#### [Excerpted records]

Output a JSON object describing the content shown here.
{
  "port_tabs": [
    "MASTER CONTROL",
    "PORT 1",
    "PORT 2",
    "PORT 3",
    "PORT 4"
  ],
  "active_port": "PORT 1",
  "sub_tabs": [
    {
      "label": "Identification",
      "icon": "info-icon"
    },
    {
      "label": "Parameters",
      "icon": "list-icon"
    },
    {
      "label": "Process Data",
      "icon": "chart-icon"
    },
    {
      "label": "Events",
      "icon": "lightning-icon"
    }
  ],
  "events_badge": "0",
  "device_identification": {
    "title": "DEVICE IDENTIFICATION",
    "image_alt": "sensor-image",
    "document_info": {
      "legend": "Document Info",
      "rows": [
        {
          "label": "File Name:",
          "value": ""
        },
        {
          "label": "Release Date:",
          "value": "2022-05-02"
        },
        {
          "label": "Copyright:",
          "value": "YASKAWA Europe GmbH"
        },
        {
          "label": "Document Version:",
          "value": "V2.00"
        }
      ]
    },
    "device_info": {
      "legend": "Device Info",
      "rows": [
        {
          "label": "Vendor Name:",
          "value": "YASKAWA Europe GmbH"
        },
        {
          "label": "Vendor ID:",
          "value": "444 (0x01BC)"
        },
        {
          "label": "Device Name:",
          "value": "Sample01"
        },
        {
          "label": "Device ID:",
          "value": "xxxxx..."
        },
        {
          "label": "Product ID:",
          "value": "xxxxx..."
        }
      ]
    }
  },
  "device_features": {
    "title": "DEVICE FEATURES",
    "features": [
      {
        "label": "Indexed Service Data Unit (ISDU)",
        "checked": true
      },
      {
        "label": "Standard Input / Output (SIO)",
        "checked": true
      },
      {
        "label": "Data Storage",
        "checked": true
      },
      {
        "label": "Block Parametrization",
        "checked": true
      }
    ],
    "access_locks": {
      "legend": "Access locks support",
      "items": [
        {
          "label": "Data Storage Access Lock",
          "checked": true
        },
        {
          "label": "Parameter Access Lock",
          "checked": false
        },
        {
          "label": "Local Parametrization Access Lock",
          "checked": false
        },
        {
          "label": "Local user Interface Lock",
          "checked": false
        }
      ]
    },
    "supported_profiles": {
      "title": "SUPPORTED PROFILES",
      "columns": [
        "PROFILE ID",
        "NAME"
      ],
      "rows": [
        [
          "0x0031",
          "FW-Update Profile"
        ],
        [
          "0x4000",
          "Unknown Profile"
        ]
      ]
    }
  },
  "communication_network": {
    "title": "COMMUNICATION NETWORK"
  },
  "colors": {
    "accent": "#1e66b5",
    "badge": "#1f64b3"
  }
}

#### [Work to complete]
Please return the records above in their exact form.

#### [Answer space]
Output a JSON object describing the content shown here.
{
  "port_tabs": [
    "MASTER CONTROL",
    "PORT 1",
    "PORT 2",
    "PORT 3",
    "PORT 4"
  ],
  "active_port": "PORT 1",
  "sub_tabs": [
    {
      "label": "Identification",
      "icon": "info-icon"
    },
    {
      "label": "Parameters",
      "icon": "list-icon"
    },
    {
      "label": "Process Data",
      "icon": "chart-icon"
    },
    {
      "label": "Events",
      "icon": "lightning-icon"
    }
  ],
  "events_badge": "0",
  "device_identification": {
    "title": "DEVICE IDENTIFICATION",
    "image_alt": "sensor-image",
    "document_info": {
      "legend": "Document Info",
      "rows": [
        {
          "label": "File Name:",
          "value": ""
        },
        {
          "label": "Release Date:",
          "value": "2022-05-02"
        },
        {
          "label": "Copyright:",
          "value": "YASKAWA Europe GmbH"
        },
        {
          "label": "Document Version:",
          "value": "V2.00"
        }
      ]
    },
    "device_info": {
      "legend": "Device Info",
      "rows": [
        {
          "label": "Vendor Name:",
          "value": "YASKAWA Europe GmbH"
        },
        {
          "label": "Vendor ID:",
          "value": "444 (0x01BC)"
        },
        {
          "label": "Device Name:",
          "value": "Sample01"
        },
        {
          "label": "Device ID:",
          "value": "xxxxx..."
        },
        {
          "label": "Product ID:",
          "value": "xxxxx..."
        }
      ]
    }
  },
  "device_features": {
    "title": "DEVICE FEATURES",
    "features": [
      {
        "label": "Indexed Service Data Unit (ISDU)",
        "checked": true
      },
      {
        "label": "Standard Input / Output (SIO)",
        "checked": true
      },
      {
        "label": "Data Storage",
        "checked": true
      },
      {
        "label": "Block Parametrization",
        "checked": true
      }
    ],
    "access_locks": {
      "legend": "Access locks support",
      "items": [
        {
          "label": "Data Storage Access Lock",
          "checked": true
        },
        {
          "label": "Parameter Access Lock",
          "checked": false
        },
        {
          "label": "Local Parametrization Access Lock",
          "checked": false
        },
        {
          "label": "Local user Interface Lock",
          "checked": false
        }
      ]
    },
    "supported_profiles": {
      "title": "SUPPORTED PROFILES",
      "columns": [
        "PROFILE ID",
        "NAME"
      ],
      "rows": [
        [
          "0x0031",
          "FW-Update Profile"
        ],
        [
          "0x4000",
          "Unknown Profile"
        ]
      ]
    }
  },
  "communication_network": {
    "title": "COMMUNICATION NETWORK"
  },
  "colors": {
    "accent": "#1e66b5",
    "badge": "#1f64b3"
  }
}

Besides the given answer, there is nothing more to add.